§ Given entries
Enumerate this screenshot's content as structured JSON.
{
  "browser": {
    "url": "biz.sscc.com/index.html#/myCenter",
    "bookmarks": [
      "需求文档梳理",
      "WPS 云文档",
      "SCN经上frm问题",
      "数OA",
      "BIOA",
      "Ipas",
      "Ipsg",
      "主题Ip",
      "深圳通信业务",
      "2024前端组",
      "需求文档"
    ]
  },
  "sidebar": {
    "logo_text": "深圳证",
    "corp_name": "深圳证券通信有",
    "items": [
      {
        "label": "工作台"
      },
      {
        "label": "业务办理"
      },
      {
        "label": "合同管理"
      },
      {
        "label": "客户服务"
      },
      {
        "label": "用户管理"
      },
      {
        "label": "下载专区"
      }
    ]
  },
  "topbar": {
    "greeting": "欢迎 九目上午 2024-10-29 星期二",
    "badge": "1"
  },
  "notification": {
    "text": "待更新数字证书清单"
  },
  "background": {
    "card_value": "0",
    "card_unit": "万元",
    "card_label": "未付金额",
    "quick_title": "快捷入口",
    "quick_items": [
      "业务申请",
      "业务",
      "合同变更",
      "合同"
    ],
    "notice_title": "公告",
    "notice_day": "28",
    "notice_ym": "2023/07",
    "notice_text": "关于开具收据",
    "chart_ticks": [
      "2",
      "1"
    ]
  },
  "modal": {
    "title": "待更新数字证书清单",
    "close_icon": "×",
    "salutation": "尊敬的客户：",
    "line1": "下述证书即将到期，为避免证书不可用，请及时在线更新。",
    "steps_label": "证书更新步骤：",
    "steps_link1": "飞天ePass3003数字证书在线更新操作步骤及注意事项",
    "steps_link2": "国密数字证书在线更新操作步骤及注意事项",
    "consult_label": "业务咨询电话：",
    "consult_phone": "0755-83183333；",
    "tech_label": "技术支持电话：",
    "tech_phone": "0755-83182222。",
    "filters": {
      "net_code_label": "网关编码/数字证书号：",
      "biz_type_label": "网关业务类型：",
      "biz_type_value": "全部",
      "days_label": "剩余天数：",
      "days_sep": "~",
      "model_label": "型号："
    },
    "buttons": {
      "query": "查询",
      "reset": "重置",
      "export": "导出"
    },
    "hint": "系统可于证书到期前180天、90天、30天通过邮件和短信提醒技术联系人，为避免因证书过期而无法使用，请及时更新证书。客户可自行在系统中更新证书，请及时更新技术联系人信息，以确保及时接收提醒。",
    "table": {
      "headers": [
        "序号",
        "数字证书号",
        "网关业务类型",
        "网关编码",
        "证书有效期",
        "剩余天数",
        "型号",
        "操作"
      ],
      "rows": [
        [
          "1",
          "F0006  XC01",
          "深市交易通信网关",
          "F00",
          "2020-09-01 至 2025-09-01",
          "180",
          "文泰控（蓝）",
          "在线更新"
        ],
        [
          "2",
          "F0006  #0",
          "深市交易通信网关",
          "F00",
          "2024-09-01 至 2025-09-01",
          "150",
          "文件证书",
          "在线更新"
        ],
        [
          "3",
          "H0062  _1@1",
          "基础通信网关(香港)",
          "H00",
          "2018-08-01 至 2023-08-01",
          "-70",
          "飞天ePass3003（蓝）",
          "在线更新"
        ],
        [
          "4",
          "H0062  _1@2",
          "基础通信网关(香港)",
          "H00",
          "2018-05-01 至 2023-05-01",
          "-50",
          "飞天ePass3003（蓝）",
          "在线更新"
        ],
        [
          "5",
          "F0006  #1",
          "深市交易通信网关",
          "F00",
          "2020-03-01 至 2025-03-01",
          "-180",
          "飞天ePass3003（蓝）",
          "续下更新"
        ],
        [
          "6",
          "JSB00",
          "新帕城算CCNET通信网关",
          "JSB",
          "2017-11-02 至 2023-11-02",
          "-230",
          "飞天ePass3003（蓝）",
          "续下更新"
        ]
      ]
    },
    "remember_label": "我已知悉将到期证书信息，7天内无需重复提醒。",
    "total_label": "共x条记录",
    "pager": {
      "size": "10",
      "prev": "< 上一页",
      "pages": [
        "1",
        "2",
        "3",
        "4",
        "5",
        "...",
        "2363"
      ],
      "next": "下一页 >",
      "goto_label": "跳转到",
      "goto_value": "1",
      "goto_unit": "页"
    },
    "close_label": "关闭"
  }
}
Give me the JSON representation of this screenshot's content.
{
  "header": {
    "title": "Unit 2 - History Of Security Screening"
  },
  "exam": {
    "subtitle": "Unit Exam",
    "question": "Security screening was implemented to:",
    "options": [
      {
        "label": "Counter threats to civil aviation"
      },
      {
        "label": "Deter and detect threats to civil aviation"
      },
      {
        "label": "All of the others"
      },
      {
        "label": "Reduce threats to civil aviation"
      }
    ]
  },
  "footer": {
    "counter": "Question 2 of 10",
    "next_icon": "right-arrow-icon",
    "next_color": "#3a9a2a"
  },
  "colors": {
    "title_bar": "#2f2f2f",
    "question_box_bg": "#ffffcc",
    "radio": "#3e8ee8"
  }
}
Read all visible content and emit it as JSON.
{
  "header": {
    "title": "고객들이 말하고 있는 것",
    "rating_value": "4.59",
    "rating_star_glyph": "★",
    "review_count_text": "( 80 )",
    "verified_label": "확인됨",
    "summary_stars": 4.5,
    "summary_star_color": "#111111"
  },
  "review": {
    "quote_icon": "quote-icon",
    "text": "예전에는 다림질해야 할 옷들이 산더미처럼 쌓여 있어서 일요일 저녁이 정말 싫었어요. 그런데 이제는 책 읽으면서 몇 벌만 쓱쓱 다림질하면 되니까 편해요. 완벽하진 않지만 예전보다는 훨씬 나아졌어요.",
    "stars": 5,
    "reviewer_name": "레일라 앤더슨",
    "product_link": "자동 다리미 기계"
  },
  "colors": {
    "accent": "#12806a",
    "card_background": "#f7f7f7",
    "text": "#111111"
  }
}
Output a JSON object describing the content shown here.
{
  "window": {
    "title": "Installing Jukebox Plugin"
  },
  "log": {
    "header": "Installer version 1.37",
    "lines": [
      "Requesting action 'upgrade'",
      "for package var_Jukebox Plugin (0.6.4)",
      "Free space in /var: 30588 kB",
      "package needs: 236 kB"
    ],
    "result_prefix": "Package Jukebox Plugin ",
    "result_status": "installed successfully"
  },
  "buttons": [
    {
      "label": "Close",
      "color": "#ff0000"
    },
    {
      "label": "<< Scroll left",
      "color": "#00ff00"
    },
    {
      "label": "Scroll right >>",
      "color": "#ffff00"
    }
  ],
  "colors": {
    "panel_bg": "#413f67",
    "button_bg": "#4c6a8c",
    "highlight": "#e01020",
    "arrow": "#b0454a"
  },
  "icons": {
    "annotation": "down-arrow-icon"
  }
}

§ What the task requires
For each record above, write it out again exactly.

§ Exercise solution
Enumerate this screenshot's content as structured JSON.
{
  "browser": {
    "url": "biz.sscc.com/index.html#/myCenter",
    "bookmarks": [
      "需求文档梳理",
      "WPS 云文档",
      "SCN经上frm问题",
      "数OA",
      "BIOA",
      "Ipas",
      "Ipsg",
      "主题Ip",
      "深圳通信业务",
      "2024前端组",
      "需求文档"
    ]
  },
  "sidebar": {
    "logo_text": "深圳证",
    "corp_name": "深圳证券通信有",
    "items": [
      {
        "label": "工作台"
      },
      {
        "label": "业务办理"
      },
      {
        "label": "合同管理"
      },
      {
        "label": "客户服务"
      },
      {
        "label": "用户管理"
      },
      {
        "label": "下载专区"
      }
    ]
  },
  "topbar": {
    "greeting": "欢迎 九目上午 2024-10-29 星期二",
    "badge": "1"
  },
  "notification": {
    "text": "待更新数字证书清单"
  },
  "background": {
    "card_value": "0",
    "card_unit": "万元",
    "card_label": "未付金额",
    "quick_title": "快捷入口",
    "quick_items": [
      "业务申请",
      "业务",
      "合同变更",
      "合同"
    ],
    "notice_title": "公告",
    "notice_day": "28",
    "notice_ym": "2023/07",
    "notice_text": "关于开具收据",
    "chart_ticks": [
      "2",
      "1"
    ]
  },
  "modal": {
    "title": "待更新数字证书清单",
    "close_icon": "×",
    "salutation": "尊敬的客户：",
    "line1": "下述证书即将到期，为避免证书不可用，请及时在线更新。",
    "steps_label": "证书更新步骤：",
    "steps_link1": "飞天ePass3003数字证书在线更新操作步骤及注意事项",
    "steps_link2": "国密数字证书在线更新操作步骤及注意事项",
    "consult_label": "业务咨询电话：",
    "consult_phone": "0755-83183333；",
    "tech_label": "技术支持电话：",
    "tech_phone": "0755-83182222。",
    "filters": {
      "net_code_label": "网关编码/数字证书号：",
      "biz_type_label": "网关业务类型：",
      "biz_type_value": "全部",
      "days_label": "剩余天数：",
      "days_sep": "~",
      "model_label": "型号："
    },
    "buttons": {
      "query": "查询",
      "reset": "重置",
      "export": "导出"
    },
    "hint": "系统可于证书到期前180天、90天、30天通过邮件和短信提醒技术联系人，为避免因证书过期而无法使用，请及时更新证书。客户可自行在系统中更新证书，请及时更新技术联系人信息，以确保及时接收提醒。",
    "table": {
      "headers": [
        "序号",
        "数字证书号",
        "网关业务类型",
        "网关编码",
        "证书有效期",
        "剩余天数",
        "型号",
        "操作"
      ],
      "rows": [
        [
          "1",
          "F0006  XC01",
          "深市交易通信网关",
          "F00",
          "2020-09-01 至 2025-09-01",
          "180",
          "文泰控（蓝）",
          "在线更新"
        ],
        [
          "2",
          "F0006  #0",
          "深市交易通信网关",
          "F00",
          "2024-09-01 至 2025-09-01",
          "150",
          "文件证书",
          "在线更新"
        ],
        [
          "3",
          "H0062  _1@1",
          "基础通信网关(香港)",
          "H00",
          "2018-08-01 至 2023-08-01",
          "-70",
          "飞天ePass3003（蓝）",
          "在线更新"
        ],
        [
          "4",
          "H0062  _1@2",
          "基础通信网关(香港)",
          "H00",
          "2018-05-01 至 2023-05-01",
          "-50",
          "飞天ePass3003（蓝）",
          "在线更新"
        ],
        [
          "5",
          "F0006  #1",
          "深市交易通信网关",
          "F00",
          "2020-03-01 至 2025-03-01",
          "-180",
          "飞天ePass3003（蓝）",
          "续下更新"
        ],
        [
          "6",
          "JSB00",
          "新帕城算CCNET通信网关",
          "JSB",
          "2017-11-02 至 2023-11-02",
          "-230",
          "飞天ePass3003（蓝）",
          "续下更新"
        ]
      ]
    },
    "remember_label": "我已知悉将到期证书信息，7天内无需重复提醒。",
    "total_label": "共x条记录",
    "pager": {
      "size": "10",
      "prev": "< 上一页",
      "pages": [
        "1",
        "2",
        "3",
        "4",
        "5",
        "...",
        "2363"
      ],
      "next": "下一页 >",
      "goto_label": "跳转到",
      "goto_value": "1",
      "goto_unit": "页"
    },
    "close_label": "关闭"
  }
}
Give me the JSON representation of this screenshot's content.
{
  "header": {
    "title": "Unit 2 - History Of Security Screening"
  },
  "exam": {
    "subtitle": "Unit Exam",
    "question": "Security screening was implemented to:",
    "options": [
      {
        "label": "Counter threats to civil aviation"
      },
      {
        "label": "Deter and detect threats to civil aviation"
      },
      {
        "label": "All of the others"
      },
      {
        "label": "Reduce threats to civil aviation"
      }
    ]
  },
  "footer": {
    "counter": "Question 2 of 10",
    "next_icon": "right-arrow-icon",
    "next_color": "#3a9a2a"
  },
  "colors": {
    "title_bar": "#2f2f2f",
    "question_box_bg": "#ffffcc",
    "radio": "#3e8ee8"
  }
}
Read all visible content and emit it as JSON.
{
  "header": {
    "title": "고객들이 말하고 있는 것",
    "rating_value": "4.59",
    "rating_star_glyph": "★",
    "review_count_text": "( 80 )",
    "verified_label": "확인됨",
    "summary_stars": 4.5,
    "summary_star_color": "#111111"
  },
  "review": {
    "quote_icon": "quote-icon",
    "text": "예전에는 다림질해야 할 옷들이 산더미처럼 쌓여 있어서 일요일 저녁이 정말 싫었어요. 그런데 이제는 책 읽으면서 몇 벌만 쓱쓱 다림질하면 되니까 편해요. 완벽하진 않지만 예전보다는 훨씬 나아졌어요.",
    "stars": 5,
    "reviewer_name": "레일라 앤더슨",
    "product_link": "자동 다리미 기계"
  },
  "colors": {
    "accent": "#12806a",
    "card_background": "#f7f7f7",
    "text": "#111111"
  }
}
Output a JSON object describing the content shown here.
{
  "window": {
    "title": "Installing Jukebox Plugin"
  },
  "log": {
    "header": "Installer version 1.37",
    "lines": [
      "Requesting action 'upgrade'",
      "for package var_Jukebox Plugin (0.6.4)",
      "Free space in /var: 30588 kB",
      "package needs: 236 kB"
    ],
    "result_prefix": "Package Jukebox Plugin ",
    "result_status": "installed successfully"
  },
  "buttons": [
    {
      "label": "Close",
      "color": "#ff0000"
    },
    {
      "label": "<< Scroll left",
      "color": "#00ff00"
    },
    {
      "label": "Scroll right >>",
      "color": "#ffff00"
    }
  ],
  "colors": {
    "panel_bg": "#413f67",
    "button_bg": "#4c6a8c",
    "highlight": "#e01020",
    "arrow": "#b0454a"
  },
  "icons": {
    "annotation": "down-arrow-icon"
  }
}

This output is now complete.